● Your assignment
As an exercise, copy out the entries exactly as written.

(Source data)
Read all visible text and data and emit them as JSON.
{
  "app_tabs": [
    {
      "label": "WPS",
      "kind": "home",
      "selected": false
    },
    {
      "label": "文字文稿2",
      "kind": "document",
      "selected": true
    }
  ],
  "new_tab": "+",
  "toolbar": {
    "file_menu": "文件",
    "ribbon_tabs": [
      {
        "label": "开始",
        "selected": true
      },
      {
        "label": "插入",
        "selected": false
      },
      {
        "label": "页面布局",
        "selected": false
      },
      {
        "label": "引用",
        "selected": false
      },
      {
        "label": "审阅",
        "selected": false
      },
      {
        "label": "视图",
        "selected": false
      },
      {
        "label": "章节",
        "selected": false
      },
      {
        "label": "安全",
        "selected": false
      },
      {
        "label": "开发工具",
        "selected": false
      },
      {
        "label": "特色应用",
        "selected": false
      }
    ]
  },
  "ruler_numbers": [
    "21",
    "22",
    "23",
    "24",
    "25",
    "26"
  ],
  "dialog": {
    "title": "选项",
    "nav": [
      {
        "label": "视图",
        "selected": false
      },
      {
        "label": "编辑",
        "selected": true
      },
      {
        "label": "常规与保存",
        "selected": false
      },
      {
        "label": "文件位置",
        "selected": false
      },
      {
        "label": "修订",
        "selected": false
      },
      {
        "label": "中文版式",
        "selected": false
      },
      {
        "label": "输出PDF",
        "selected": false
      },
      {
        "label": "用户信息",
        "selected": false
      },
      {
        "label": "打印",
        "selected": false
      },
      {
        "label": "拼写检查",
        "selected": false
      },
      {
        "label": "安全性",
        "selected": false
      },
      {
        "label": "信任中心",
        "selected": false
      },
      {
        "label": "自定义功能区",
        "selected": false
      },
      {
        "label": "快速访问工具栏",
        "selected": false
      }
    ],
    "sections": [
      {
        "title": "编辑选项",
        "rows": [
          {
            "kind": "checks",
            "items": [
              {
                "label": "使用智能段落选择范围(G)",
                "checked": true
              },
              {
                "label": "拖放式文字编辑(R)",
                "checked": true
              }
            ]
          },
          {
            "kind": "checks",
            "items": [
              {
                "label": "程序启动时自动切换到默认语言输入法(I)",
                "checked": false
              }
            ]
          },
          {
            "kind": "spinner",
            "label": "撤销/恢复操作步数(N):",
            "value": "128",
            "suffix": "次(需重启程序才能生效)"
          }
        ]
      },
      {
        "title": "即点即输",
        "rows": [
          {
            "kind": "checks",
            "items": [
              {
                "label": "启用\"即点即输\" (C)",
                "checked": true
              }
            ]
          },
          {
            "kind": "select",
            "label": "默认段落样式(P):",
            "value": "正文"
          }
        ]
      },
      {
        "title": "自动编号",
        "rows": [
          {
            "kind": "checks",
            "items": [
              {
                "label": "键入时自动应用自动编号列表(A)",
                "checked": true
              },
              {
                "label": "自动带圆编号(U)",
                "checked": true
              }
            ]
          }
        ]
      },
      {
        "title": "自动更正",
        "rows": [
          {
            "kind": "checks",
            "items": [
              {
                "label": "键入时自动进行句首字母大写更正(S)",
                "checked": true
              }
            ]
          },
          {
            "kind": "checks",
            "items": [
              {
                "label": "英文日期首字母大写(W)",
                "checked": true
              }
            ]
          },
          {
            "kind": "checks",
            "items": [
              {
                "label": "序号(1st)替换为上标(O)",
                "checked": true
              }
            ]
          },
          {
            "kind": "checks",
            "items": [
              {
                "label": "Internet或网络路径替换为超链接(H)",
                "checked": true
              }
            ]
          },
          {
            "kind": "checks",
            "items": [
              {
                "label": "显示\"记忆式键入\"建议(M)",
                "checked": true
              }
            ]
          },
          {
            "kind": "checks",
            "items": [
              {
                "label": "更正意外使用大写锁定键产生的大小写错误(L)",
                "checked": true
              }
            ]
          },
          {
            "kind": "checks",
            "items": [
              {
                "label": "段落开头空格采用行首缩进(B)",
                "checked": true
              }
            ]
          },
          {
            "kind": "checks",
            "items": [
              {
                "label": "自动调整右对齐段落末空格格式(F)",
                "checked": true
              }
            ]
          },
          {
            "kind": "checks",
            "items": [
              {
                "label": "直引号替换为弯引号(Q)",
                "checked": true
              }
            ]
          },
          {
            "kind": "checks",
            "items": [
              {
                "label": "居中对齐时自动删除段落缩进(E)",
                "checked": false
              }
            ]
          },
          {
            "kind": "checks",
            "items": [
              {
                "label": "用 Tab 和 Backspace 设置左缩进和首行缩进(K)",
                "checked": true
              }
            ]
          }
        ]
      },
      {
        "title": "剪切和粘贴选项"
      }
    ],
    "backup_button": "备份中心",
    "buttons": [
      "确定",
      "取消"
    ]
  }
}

● Response to the task
Read all visible text and data and emit them as JSON.
{
  "app_tabs": [
    {
      "label": "WPS",
      "kind": "home",
      "selected": false
    },
    {
      "label": "文字文稿2",
      "kind": "document",
      "selected": true
    }
  ],
  "new_tab": "+",
  "toolbar": {
    "file_menu": "文件",
    "ribbon_tabs": [
      {
        "label": "开始",
        "selected": true
      },
      {
        "label": "插入",
        "selected": false
      },
      {
        "label": "页面布局",
        "selected": false
      },
      {
        "label": "引用",
        "selected": false
      },
      {
        "label": "审阅",
        "selected": false
      },
      {
        "label": "视图",
        "selected": false
      },
      {
        "label": "章节",
        "selected": false
      },
      {
        "label": "安全",
        "selected": false
      },
      {
        "label": "开发工具",
        "selected": false
      },
      {
        "label": "特色应用",
        "selected": false
      }
    ]
  },
  "ruler_numbers": [
    "21",
    "22",
    "23",
    "24",
    "25",
    "26"
  ],
  "dialog": {
    "title": "选项",
    "nav": [
      {
        "label": "视图",
        "selected": false
      },
      {
        "label": "编辑",
        "selected": true
      },
      {
        "label": "常规与保存",
        "selected": false
      },
      {
        "label": "文件位置",
        "selected": false
      },
      {
        "label": "修订",
        "selected": false
      },
      {
        "label": "中文版式",
        "selected": false
      },
      {
        "label": "输出PDF",
        "selected": false
      },
      {
        "label": "用户信息",
        "selected": false
      },
      {
        "label": "打印",
        "selected": false
      },
      {
        "label": "拼写检查",
        "selected": false
      },
      {
        "label": "安全性",
        "selected": false
      },
      {
        "label": "信任中心",
        "selected": false
      },
      {
        "label": "自定义功能区",
        "selected": false
      },
      {
        "label": "快速访问工具栏",
        "selected": false
      }
    ],
    "sections": [
      {
        "title": "编辑选项",
        "rows": [
          {
            "kind": "checks",
            "items": [
              {
                "label": "使用智能段落选择范围(G)",
                "checked": true
              },
              {
                "label": "拖放式文字编辑(R)",
                "checked": true
              }
            ]
          },
          {
            "kind": "checks",
            "items": [
              {
                "label": "程序启动时自动切换到默认语言输入法(I)",
                "checked": false
              }
            ]
          },
          {
            "kind": "spinner",
            "label": "撤销/恢复操作步数(N):",
            "value": "128",
            "suffix": "次(需重启程序才能生效)"
          }
        ]
      },
      {
        "title": "即点即输",
        "rows": [
          {
            "kind": "checks",
            "items": [
              {
                "label": "启用\"即点即输\" (C)",
                "checked": true
              }
            ]
          },
          {
            "kind": "select",
            "label": "默认段落样式(P):",
            "value": "正文"
          }
        ]
      },
      {
        "title": "自动编号",
        "rows": [
          {
            "kind": "checks",
            "items": [
              {
                "label": "键入时自动应用自动编号列表(A)",
                "checked": true
              },
              {
                "label": "自动带圆编号(U)",
                "checked": true
              }
            ]
          }
        ]
      },
      {
        "title": "自动更正",
        "rows": [
          {
            "kind": "checks",
            "items": [
              {
                "label": "键入时自动进行句首字母大写更正(S)",
                "checked": true
              }
            ]
          },
          {
            "kind": "checks",
            "items": [
              {
                "label": "英文日期首字母大写(W)",
                "checked": true
              }
            ]
          },
          {
            "kind": "checks",
            "items": [
              {
                "label": "序号(1st)替换为上标(O)",
                "checked": true
              }
            ]
          },
          {
            "kind": "checks",
            "items": [
              {
                "label": "Internet或网络路径替换为超链接(H)",
                "checked": true
              }
            ]
          },
          {
            "kind": "checks",
            "items": [
              {
                "label": "显示\"记忆式键入\"建议(M)",
                "checked": true
              }
            ]
          },
          {
            "kind": "checks",
            "items": [
              {
                "label": "更正意外使用大写锁定键产生的大小写错误(L)",
                "checked": true
              }
            ]
          },
          {
            "kind": "checks",
            "items": [
              {
                "label": "段落开头空格采用行首缩进(B)",
                "checked": true
              }
            ]
          },
          {
            "kind": "checks",
            "items": [
              {
                "label": "自动调整右对齐段落末空格格式(F)",
                "checked": true
              }
            ]
          },
          {
            "kind": "checks",
            "items": [
              {
                "label": "直引号替换为弯引号(Q)",
                "checked": true
              }
            ]
          },
          {
            "kind": "checks",
            "items": [
              {
                "label": "居中对齐时自动删除段落缩进(E)",
                "checked": false
              }
            ]
          },
          {
            "kind": "checks",
            "items": [
              {
                "label": "用 Tab 和 Backspace 设置左缩进和首行缩进(K)",
                "checked": true
              }
            ]
          }
        ]
      },
      {
        "title": "剪切和粘贴选项"
      }
    ],
    "backup_button": "备份中心",
    "buttons": [
      "确定",
      "取消"
    ]
  }
}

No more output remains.